Read the full post from the Nature Conservancy.
If you want evidence of climate change’s devastating effects, just look at the news over the last few weeks. Phoenix, Arizona got so hot planes couldn’t land. Iran set a new record temperature of 54°C. Perhaps most frightening, a devastating heatwave continues to grip much of Europe, killing at least five people so far and causing droughts, wildfires and transit shutdowns—Italians have dubbed the weather event “Lucifer.”
One can argue there’s nothing new or remarkable about summer heatwaves, of course. But what isnew and remarkable is their frequency and intensity, and they’ll likely get worse if we don’t take steps to curb climate change. Cities will be particularly hard hit, as the urban heat island effect—caused by sparse vegetation and heat-absorbing surfaces like asphalt—can result in temperatures as much as 12°C higher than in less-developed areas nearby. While the heat island effect will remain consistent as the climate changes, the additive challenges of higher temperatures and paved cities will make many neighborhoods less livable.

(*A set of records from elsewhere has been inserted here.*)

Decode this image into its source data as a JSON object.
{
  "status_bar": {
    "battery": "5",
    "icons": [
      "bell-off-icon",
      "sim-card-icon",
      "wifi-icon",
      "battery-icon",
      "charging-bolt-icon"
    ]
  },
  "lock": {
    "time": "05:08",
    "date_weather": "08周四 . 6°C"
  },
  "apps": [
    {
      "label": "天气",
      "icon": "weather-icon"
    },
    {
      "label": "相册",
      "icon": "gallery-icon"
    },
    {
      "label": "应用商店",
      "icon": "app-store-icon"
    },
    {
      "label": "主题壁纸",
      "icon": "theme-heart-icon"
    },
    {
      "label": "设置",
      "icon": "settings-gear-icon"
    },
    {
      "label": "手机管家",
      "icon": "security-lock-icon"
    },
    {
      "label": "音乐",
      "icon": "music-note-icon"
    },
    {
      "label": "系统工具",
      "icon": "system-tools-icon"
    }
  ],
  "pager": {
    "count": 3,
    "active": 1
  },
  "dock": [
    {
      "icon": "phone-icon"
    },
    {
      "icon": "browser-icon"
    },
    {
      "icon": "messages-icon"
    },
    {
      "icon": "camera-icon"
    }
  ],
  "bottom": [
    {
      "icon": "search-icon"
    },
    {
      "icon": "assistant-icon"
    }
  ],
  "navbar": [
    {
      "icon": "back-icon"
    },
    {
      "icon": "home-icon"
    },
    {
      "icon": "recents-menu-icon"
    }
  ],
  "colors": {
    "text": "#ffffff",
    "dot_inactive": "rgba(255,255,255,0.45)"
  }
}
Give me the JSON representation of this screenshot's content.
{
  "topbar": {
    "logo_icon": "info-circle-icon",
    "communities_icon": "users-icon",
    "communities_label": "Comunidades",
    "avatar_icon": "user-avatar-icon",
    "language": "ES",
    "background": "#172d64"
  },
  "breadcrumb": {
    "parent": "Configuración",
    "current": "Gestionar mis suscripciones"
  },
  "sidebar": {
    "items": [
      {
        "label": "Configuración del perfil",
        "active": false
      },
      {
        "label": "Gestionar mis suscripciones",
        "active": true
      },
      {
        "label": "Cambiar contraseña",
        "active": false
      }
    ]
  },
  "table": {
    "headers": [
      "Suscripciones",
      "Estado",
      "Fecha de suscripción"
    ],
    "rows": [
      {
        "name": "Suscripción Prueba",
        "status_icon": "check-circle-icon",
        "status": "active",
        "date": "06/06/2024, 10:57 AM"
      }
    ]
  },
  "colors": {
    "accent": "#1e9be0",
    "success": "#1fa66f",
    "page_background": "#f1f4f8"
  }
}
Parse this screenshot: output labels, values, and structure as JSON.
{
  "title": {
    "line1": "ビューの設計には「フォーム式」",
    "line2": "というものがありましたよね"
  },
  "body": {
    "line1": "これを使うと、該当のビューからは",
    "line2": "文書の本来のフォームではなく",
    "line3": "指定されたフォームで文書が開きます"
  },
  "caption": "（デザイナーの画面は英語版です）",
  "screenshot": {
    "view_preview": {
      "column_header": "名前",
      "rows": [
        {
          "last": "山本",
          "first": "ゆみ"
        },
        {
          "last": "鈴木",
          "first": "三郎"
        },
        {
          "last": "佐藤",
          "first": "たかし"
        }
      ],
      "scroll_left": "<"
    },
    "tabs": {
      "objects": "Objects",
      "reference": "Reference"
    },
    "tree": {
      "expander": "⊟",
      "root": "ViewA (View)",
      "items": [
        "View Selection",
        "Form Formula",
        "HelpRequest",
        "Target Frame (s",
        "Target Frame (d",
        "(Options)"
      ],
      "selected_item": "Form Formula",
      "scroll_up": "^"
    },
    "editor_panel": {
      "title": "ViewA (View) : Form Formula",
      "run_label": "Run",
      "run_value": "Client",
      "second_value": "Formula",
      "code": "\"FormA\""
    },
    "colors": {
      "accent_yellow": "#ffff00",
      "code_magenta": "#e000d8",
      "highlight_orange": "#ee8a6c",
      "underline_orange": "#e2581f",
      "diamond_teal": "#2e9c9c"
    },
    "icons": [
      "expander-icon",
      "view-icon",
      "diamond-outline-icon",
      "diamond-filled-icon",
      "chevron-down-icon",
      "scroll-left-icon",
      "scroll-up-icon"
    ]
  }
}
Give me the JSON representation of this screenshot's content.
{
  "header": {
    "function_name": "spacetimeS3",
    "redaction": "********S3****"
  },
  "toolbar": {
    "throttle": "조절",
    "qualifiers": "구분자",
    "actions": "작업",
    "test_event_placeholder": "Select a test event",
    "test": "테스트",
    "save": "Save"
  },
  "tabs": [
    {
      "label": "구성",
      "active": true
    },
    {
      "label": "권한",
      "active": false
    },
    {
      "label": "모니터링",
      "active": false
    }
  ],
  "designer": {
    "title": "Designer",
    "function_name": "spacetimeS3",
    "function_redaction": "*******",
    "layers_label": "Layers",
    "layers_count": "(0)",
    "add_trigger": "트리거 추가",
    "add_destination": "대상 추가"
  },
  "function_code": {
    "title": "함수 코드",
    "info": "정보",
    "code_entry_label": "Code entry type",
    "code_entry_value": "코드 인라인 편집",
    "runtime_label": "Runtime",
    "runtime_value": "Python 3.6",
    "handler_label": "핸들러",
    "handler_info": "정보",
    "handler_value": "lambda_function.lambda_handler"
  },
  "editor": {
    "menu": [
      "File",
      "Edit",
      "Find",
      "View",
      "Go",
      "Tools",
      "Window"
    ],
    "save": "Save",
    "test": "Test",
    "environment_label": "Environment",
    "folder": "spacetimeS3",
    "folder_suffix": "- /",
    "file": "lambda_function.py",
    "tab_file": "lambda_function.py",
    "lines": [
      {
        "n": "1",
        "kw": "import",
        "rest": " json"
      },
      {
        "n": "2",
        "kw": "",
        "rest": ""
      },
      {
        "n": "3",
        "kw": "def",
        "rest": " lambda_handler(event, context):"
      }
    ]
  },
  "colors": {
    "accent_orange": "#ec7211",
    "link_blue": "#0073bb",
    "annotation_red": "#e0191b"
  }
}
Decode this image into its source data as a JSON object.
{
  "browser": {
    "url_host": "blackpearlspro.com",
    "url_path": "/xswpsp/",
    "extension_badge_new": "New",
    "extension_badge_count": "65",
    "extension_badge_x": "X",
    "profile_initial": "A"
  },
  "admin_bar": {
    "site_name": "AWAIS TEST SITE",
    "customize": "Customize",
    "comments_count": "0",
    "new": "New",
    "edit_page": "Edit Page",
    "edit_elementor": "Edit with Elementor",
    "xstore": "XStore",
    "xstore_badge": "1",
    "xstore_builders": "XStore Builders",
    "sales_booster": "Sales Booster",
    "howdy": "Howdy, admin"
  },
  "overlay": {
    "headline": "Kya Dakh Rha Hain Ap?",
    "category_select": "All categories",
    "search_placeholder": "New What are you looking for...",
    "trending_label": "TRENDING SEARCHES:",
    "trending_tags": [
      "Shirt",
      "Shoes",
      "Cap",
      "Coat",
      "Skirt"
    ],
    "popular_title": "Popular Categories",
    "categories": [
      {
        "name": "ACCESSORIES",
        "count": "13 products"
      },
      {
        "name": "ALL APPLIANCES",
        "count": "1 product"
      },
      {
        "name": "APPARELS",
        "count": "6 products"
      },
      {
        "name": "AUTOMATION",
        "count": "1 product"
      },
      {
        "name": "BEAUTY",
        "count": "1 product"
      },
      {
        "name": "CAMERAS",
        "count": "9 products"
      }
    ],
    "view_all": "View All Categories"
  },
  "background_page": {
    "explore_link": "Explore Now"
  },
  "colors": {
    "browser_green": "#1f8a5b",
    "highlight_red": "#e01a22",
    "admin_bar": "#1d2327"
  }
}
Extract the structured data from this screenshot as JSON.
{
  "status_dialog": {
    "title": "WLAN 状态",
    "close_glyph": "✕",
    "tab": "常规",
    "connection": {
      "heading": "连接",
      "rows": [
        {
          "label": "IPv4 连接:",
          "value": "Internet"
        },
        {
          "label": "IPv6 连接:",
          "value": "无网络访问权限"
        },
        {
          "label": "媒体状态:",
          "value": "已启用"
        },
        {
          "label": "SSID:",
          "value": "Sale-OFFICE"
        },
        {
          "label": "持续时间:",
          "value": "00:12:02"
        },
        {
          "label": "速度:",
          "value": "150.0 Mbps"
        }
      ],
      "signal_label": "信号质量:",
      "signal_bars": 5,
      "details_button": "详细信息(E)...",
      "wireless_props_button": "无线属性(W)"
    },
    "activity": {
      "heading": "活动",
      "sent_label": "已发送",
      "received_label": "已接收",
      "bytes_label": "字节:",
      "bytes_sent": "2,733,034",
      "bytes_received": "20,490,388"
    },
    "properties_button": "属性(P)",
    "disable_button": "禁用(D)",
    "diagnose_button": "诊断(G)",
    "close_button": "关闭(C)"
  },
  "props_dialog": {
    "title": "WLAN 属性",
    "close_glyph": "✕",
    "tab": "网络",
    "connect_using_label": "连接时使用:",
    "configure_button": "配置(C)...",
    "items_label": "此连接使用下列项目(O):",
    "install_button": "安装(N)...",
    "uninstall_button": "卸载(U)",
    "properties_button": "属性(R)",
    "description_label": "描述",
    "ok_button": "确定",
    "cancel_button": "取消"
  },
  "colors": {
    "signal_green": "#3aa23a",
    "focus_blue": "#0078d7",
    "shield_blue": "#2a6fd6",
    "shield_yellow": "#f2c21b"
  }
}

And for certain neighborhoods within cities, the situation is even worse. The urban heat islands are most prevalent in lower income neighborhoods, where residents are also less likely to have air conditioning or easy access to public cooling centers. In our fast-heating cities, climate change is threatening those who are already most vulnerable.